Recently, a report came out stating that Alexa, the voice-controlled device, is listening to private conversations in homes.
At first, I was a little concerned and a bit outraged. I mean, who wants something (or someone) eavesdropping on what goes on in the privacy of his/her own home?
Then I got to thinking about it, and I realized that if Alexa wants to listen to what goes on in our home, then fine, go right ahead. But, Alexa—brace yourself.
“Alexa,” for the uninitiated, is a little speaker that sits on a tabletop surface and you connect to your internet. The proper name of the device is Amazon Echo, and Alexa is the built-in digital assistant—similar to Apple’s Siri—that responds to voice commands.
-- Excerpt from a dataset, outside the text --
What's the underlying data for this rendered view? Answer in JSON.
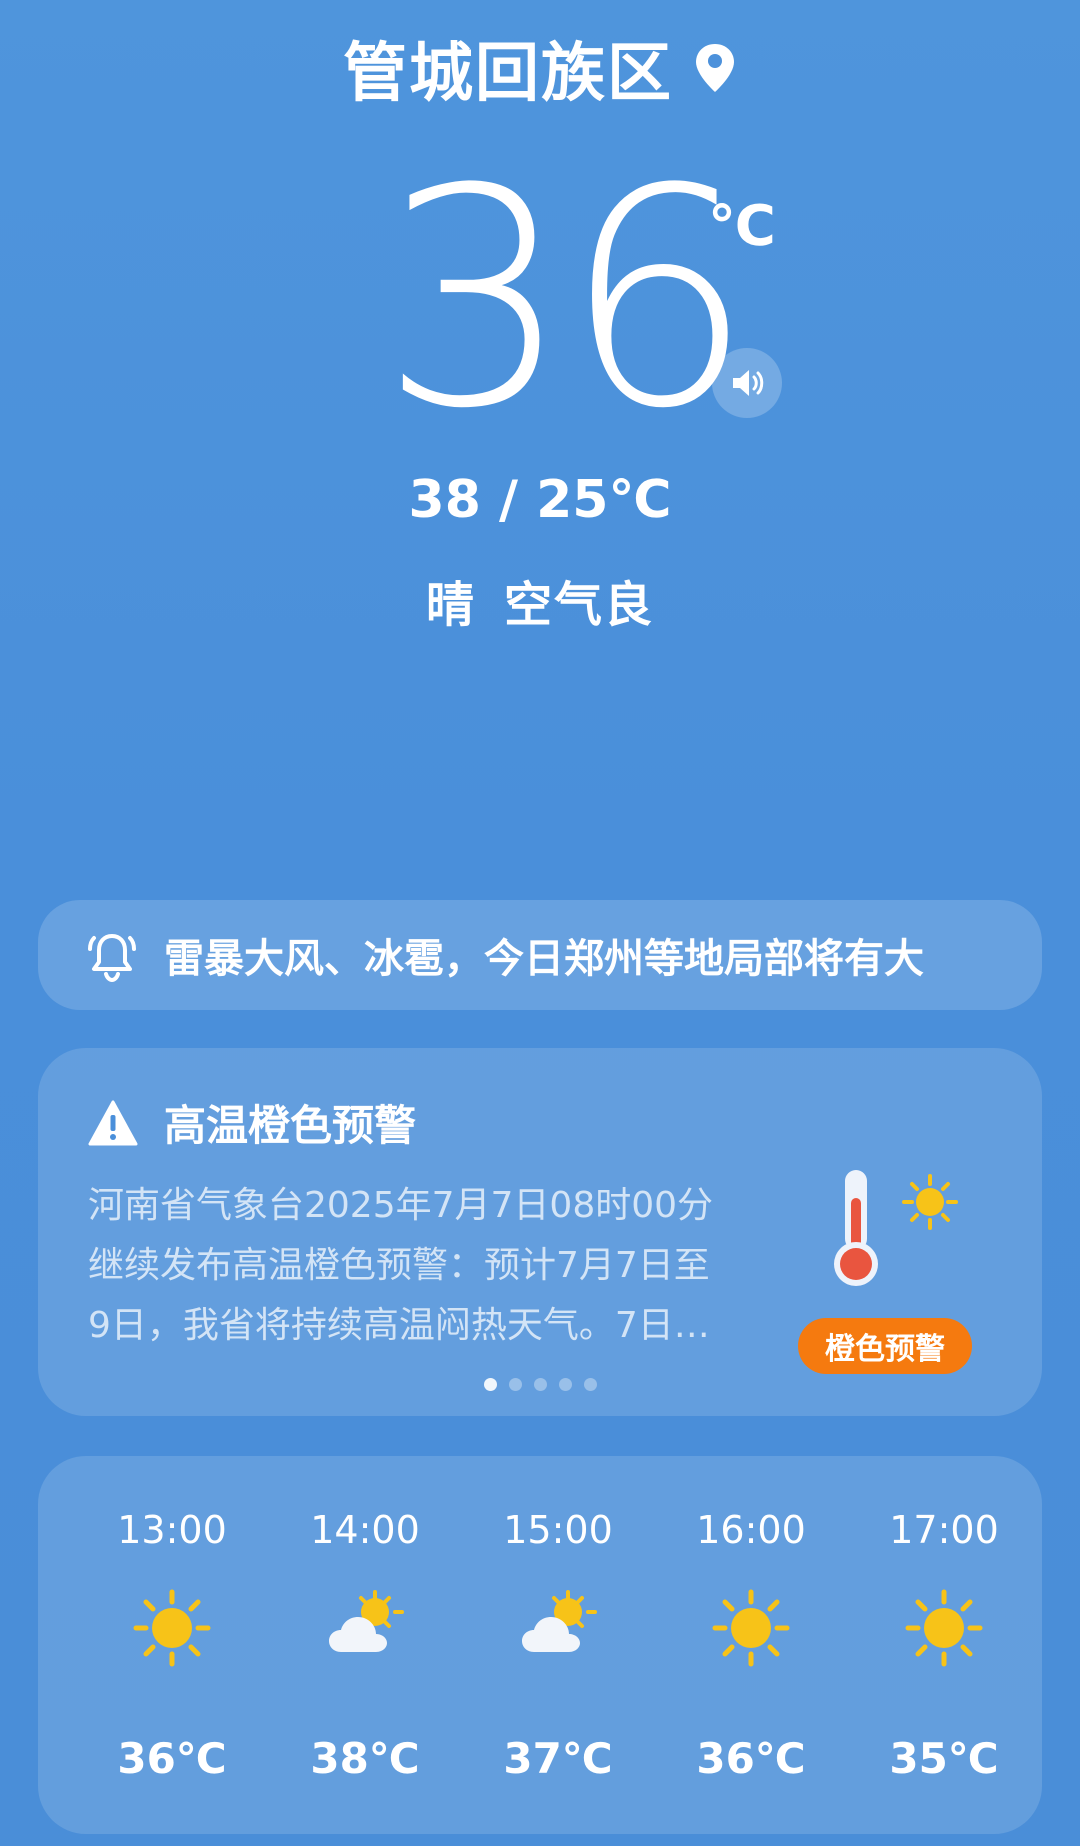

You “wake her up” by saying “Alexa.” And her light comes on and you ask her a question and she answers you. Alexa can also operate electronic stuff like your lights, TV and security system. It’s very cool, very Jetsons-like.
Well, we have an Alexa on our end table in our living room. Of course, the first few days, we had to mess with her.
Us: Alexa, please cough.
Us: Alexa, please bark.
Alexa: Woof woof.
Us: Alexa, please make a throw-up sound.
There were other things we asked of her, but they do not bear repeating. And I’d also like to add that my husband George thinks Alexa is hard of hearing because whenever he addresses her, he shouts “Alexa!” Unless he forgets her name and shouts “Alexis!,” in which case she doesn’t acknowledge him.
And I must have some kind of weird accent because 99 percent of the stuff I ask her, she does not understand or she gets it wrong. I’ll ask her to play “Radio Gaga” by Queen, and I’ll get Lady Gaga’s biography.
When we got over our initial Alexa immaturity, we basically forgot about her except to ask her to play music. So there she sits, on our end table poised to answer our mainly stupid questions.
When this report about the eavesdropping came out, I started to think of what Alexa would actually overhear in our house. Here’s what I came up with:
Me: Did you leave the bathroom light on?
George: Unless one of the dogs jumped up and turned it on, I guess it was me.
George: Did you leave the kitchen light on?
Me: Unless one of the dogs jumped up and turned it on, I guess it was me.
George: I’m tired.
Me: Why? Didn’t you sleep well?
George: Yeah, but I’m still tired.
Me: Well, that’s because you’re old.
George: Your mother is old.
George: What are you cooking for dinner?
Me: (laughing too hard to answer)
Me: Why is the TV so loud?
Me: Why is the TV so loud!
George: I can’t hear you. The TV is loud.
George: I saw Whatchamacallit today.
George: That guy. You know. Average height. Graying hair, glasses.
Me: You’re describing yourself. Did you pass a mirror?
George (commenting on my outfit): That’s nice. Is it new?
Me (fibbing): No, it’s not new. I’ve had it awhile.
George: I’ve never seen that outfit on you.
Me (while surreptitiously ripping off the price tag): You just haven’t been paying attention.
Me (lugging in bags from the craft store): I had a 50 percent off coupon.
George: Sure you did.
Me: Ok, maybe it was 40 percent off.
George: Or maybe it was zero percent off and you have a craft store problem.
Me: Or that.
George (holding up a smoking stove burner cover): Is this what’s for dinner tonight?
Me: Oops. Turned the wrong knob again.
Or, if our kids are over,
Georgie: Did you see the last episode of Game of Thrones?
Donnie: No. That series is fake.
Me: I saw it.
George: I didn’t.
Michelle (Donnie’s fiancée): I didn’t.
Georgie: You do realize that all TV series are fake, right?
Donnie: Dragons, dude? Come on. Stop.
Me: I want dragons. You can ride them.
After several months of listening in to the conversations in my house, I’m thinking that Alexa not only turned off the “eavesdropping” feature but that she is huddled up somewhere with her hands over her ears.